## [What you should do]
Search the data below for the string "JSON" and copy all lines where it shows up.

Source records:

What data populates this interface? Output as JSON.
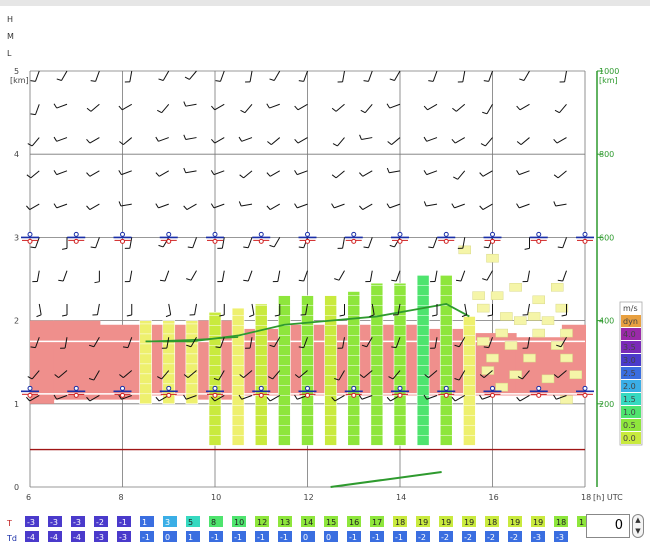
{
  "colors": {
    "ws_levels": [
      "#f5f5a8",
      "#eef06e",
      "#c9ea3e",
      "#8ee63c",
      "#4ee46e",
      "#36d9c0",
      "#3aaee6",
      "#3a6ee0",
      "#4a3acb",
      "#7a2ab8",
      "#9a2aa8",
      "#e8a040"
    ]
  },
  "left_letters": [
    "H",
    "M",
    "L"
  ],
  "chart_data": {
    "type": "heatmap",
    "x_unit_label": "[h] UTC",
    "x_ticks": [
      "6",
      "8",
      "10",
      "12",
      "14",
      "16",
      "18"
    ],
    "y_left_unit": "[km]",
    "y_left_ticks": [
      "0",
      "1",
      "2",
      "3",
      "4",
      "5"
    ],
    "y_right_unit": "[km]",
    "y_right_ticks": [
      "200",
      "400",
      "600",
      "800",
      "1000"
    ],
    "legend_title": "m/s",
    "legend_items": [
      "dyn",
      "4.0",
      "3.5",
      "3.0",
      "2.5",
      "2.0",
      "1.5",
      "1.0",
      "0.5",
      "0.0"
    ],
    "hours": [
      6,
      7,
      8,
      9,
      10,
      11,
      12,
      13,
      14,
      15,
      16,
      17,
      18
    ],
    "red_layer_km": [
      [
        1.0,
        2.0
      ],
      [
        1.05,
        2.0
      ],
      [
        1.05,
        1.95
      ],
      [
        1.1,
        1.95
      ],
      [
        1.05,
        2.0
      ],
      [
        1.1,
        1.9
      ],
      [
        1.1,
        1.95
      ],
      [
        1.1,
        1.95
      ],
      [
        1.1,
        1.95
      ],
      [
        1.1,
        1.9
      ],
      [
        1.1,
        1.85
      ],
      [
        1.1,
        1.8
      ],
      [
        1.1,
        1.95
      ]
    ],
    "columns": [
      {
        "hour": 8.5,
        "top": 2.0,
        "base": 1.0,
        "level": 1
      },
      {
        "hour": 9.0,
        "top": 2.0,
        "base": 1.0,
        "level": 1
      },
      {
        "hour": 9.5,
        "top": 2.0,
        "base": 1.0,
        "level": 1
      },
      {
        "hour": 10.0,
        "top": 2.1,
        "base": 0.5,
        "level": 2
      },
      {
        "hour": 10.5,
        "top": 2.15,
        "base": 0.5,
        "level": 1
      },
      {
        "hour": 11.0,
        "top": 2.2,
        "base": 0.5,
        "level": 2
      },
      {
        "hour": 11.5,
        "top": 2.3,
        "base": 0.5,
        "level": 3
      },
      {
        "hour": 12.0,
        "top": 2.3,
        "base": 0.5,
        "level": 3
      },
      {
        "hour": 12.5,
        "top": 2.3,
        "base": 0.5,
        "level": 2
      },
      {
        "hour": 13.0,
        "top": 2.35,
        "base": 0.5,
        "level": 3
      },
      {
        "hour": 13.5,
        "top": 2.45,
        "base": 0.5,
        "level": 3
      },
      {
        "hour": 14.0,
        "top": 2.45,
        "base": 0.5,
        "level": 3
      },
      {
        "hour": 14.5,
        "top": 2.55,
        "base": 0.5,
        "level": 4
      },
      {
        "hour": 15.0,
        "top": 2.55,
        "base": 0.5,
        "level": 3
      },
      {
        "hour": 15.5,
        "top": 2.05,
        "base": 0.5,
        "level": 1
      }
    ],
    "upper_cloud_cells": [
      [
        15.7,
        2.3
      ],
      [
        16.1,
        2.3
      ],
      [
        16.5,
        2.4
      ],
      [
        17.0,
        2.25
      ],
      [
        17.4,
        2.4
      ],
      [
        17.5,
        2.15
      ],
      [
        16.9,
        2.05
      ],
      [
        16.3,
        2.05
      ],
      [
        15.8,
        2.15
      ],
      [
        16.6,
        2.0
      ],
      [
        17.2,
        2.0
      ],
      [
        16.2,
        1.85
      ],
      [
        17.0,
        1.85
      ],
      [
        17.6,
        1.85
      ],
      [
        15.8,
        1.75
      ],
      [
        16.4,
        1.7
      ],
      [
        17.4,
        1.7
      ],
      [
        16.0,
        1.55
      ],
      [
        16.8,
        1.55
      ],
      [
        17.6,
        1.55
      ],
      [
        15.9,
        1.4
      ],
      [
        16.5,
        1.35
      ],
      [
        17.2,
        1.3
      ],
      [
        17.8,
        1.35
      ],
      [
        16.2,
        1.2
      ],
      [
        17.6,
        1.05
      ],
      [
        15.4,
        2.85
      ],
      [
        16.0,
        2.75
      ]
    ],
    "bl_height_km": [
      [
        8.5,
        1.75
      ],
      [
        9.5,
        1.75
      ],
      [
        10.5,
        1.82
      ],
      [
        11.5,
        1.95
      ],
      [
        12.5,
        2.0
      ],
      [
        13.5,
        2.05
      ],
      [
        14.5,
        2.15
      ],
      [
        15.0,
        2.2
      ],
      [
        15.5,
        2.05
      ]
    ],
    "bl_height2_km": [
      [
        8.5,
        1.75
      ],
      [
        9.5,
        1.77
      ],
      [
        10.5,
        1.8
      ]
    ],
    "ground_line_km": 0.45,
    "trace_km": [
      [
        12.5,
        0.0
      ],
      [
        14.9,
        0.18
      ]
    ],
    "lcl_levels_km": [
      3.0,
      1.15
    ],
    "temps": {
      "label": "T",
      "values": [
        "-3",
        "-3",
        "-3",
        "-2",
        "-1",
        "1",
        "3",
        "5",
        "8",
        "10",
        "12",
        "13",
        "14",
        "15",
        "16",
        "17",
        "18",
        "19",
        "19",
        "19",
        "18",
        "19",
        "19",
        "18",
        "1"
      ],
      "levels": [
        8,
        8,
        8,
        8,
        8,
        7,
        6,
        5,
        4,
        4,
        3,
        3,
        3,
        3,
        3,
        3,
        2,
        2,
        2,
        2,
        2,
        2,
        2,
        3,
        3
      ]
    },
    "dewpoints": {
      "label": "Td",
      "values": [
        "-4",
        "-4",
        "-4",
        "-3",
        "-3",
        "-1",
        "0",
        "1",
        "-1",
        "-1",
        "-1",
        "-1",
        "0",
        "0",
        "-1",
        "-1",
        "-1",
        "-2",
        "-2",
        "-2",
        "-2",
        "-2",
        "-3",
        "-3"
      ],
      "levels": [
        8,
        8,
        8,
        8,
        8,
        7,
        7,
        7,
        7,
        7,
        7,
        7,
        7,
        7,
        7,
        7,
        7,
        7,
        7,
        7,
        7,
        7,
        7,
        7
      ]
    },
    "wind_rows_km": [
      5.0,
      4.6,
      4.2,
      3.8,
      3.4,
      3.0,
      2.6,
      2.2,
      1.8,
      1.4,
      1.1
    ],
    "wind_cols_hour": [
      6.2,
      6.8,
      7.5,
      8.2,
      9.0,
      9.6,
      10.2,
      10.8,
      11.4,
      12.0,
      12.8,
      13.4,
      14.0,
      14.8,
      15.4,
      16.0,
      16.8,
      17.6
    ],
    "wind_dir_deg": [
      [
        200,
        210,
        200,
        190,
        210,
        220,
        200,
        190,
        210,
        200,
        190,
        200,
        210,
        200,
        190,
        200,
        210,
        190
      ],
      [
        200,
        250,
        230,
        240,
        220,
        260,
        240,
        220,
        250,
        240,
        230,
        220,
        250,
        240,
        230,
        210,
        240,
        220
      ],
      [
        220,
        250,
        240,
        230,
        250,
        260,
        240,
        250,
        230,
        240,
        220,
        260,
        230,
        250,
        240,
        220,
        230,
        240
      ],
      [
        230,
        250,
        240,
        250,
        240,
        260,
        250,
        230,
        240,
        250,
        230,
        240,
        260,
        250,
        220,
        240,
        250,
        230
      ],
      [
        240,
        250,
        240,
        260,
        250,
        240,
        250,
        260,
        240,
        250,
        250,
        240,
        250,
        260,
        250,
        240,
        250,
        260
      ],
      [
        200,
        180,
        200,
        190,
        210,
        200,
        190,
        200,
        210,
        200,
        190,
        200,
        210,
        200,
        190,
        200,
        180,
        200
      ],
      [
        190,
        200,
        180,
        190,
        200,
        210,
        190,
        200,
        190,
        200,
        210,
        190,
        200,
        190,
        200,
        210,
        190,
        200
      ],
      [
        170,
        180,
        190,
        180,
        170,
        190,
        180,
        170,
        180,
        190,
        180,
        170,
        190,
        180,
        170,
        180,
        190,
        180
      ],
      [
        200,
        190,
        210,
        200,
        190,
        210,
        200,
        190,
        210,
        200,
        190,
        210,
        200,
        190,
        210,
        200,
        190,
        210
      ],
      [
        220,
        230,
        210,
        230,
        220,
        230,
        210,
        230,
        220,
        230,
        210,
        230,
        220,
        230,
        210,
        230,
        220,
        230
      ],
      [
        240,
        250,
        240,
        250,
        240,
        250,
        240,
        250,
        240,
        250,
        240,
        250,
        240,
        250,
        240,
        250,
        240,
        250
      ]
    ]
  },
  "stepper": {
    "value": "0"
  }
}
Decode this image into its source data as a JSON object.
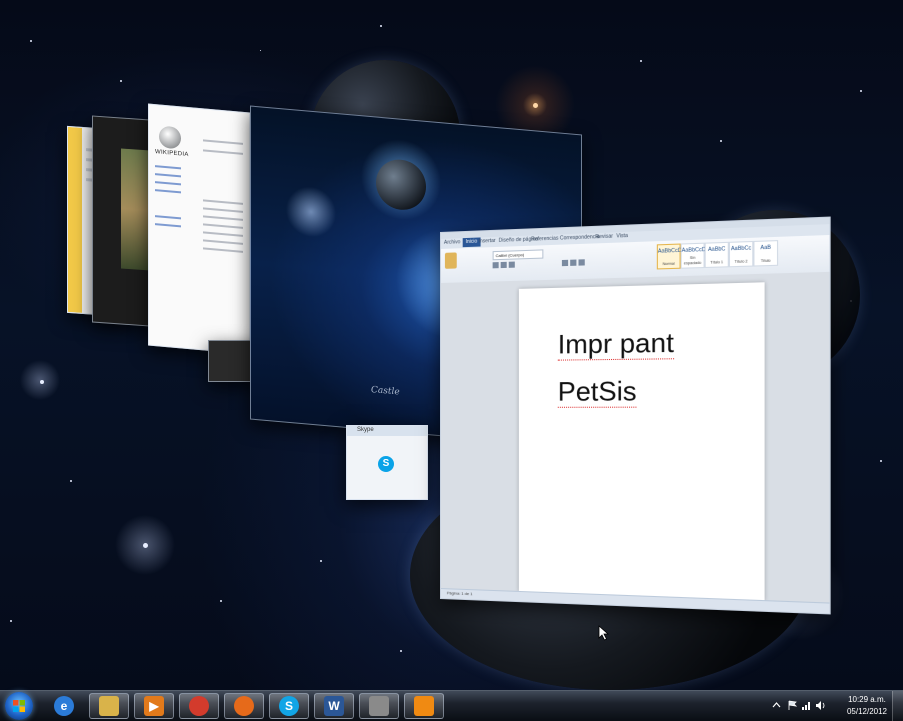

## [Solved exercise]
What data populates this interface? Output as JSON.
Decode this image into its source data as a JSON object.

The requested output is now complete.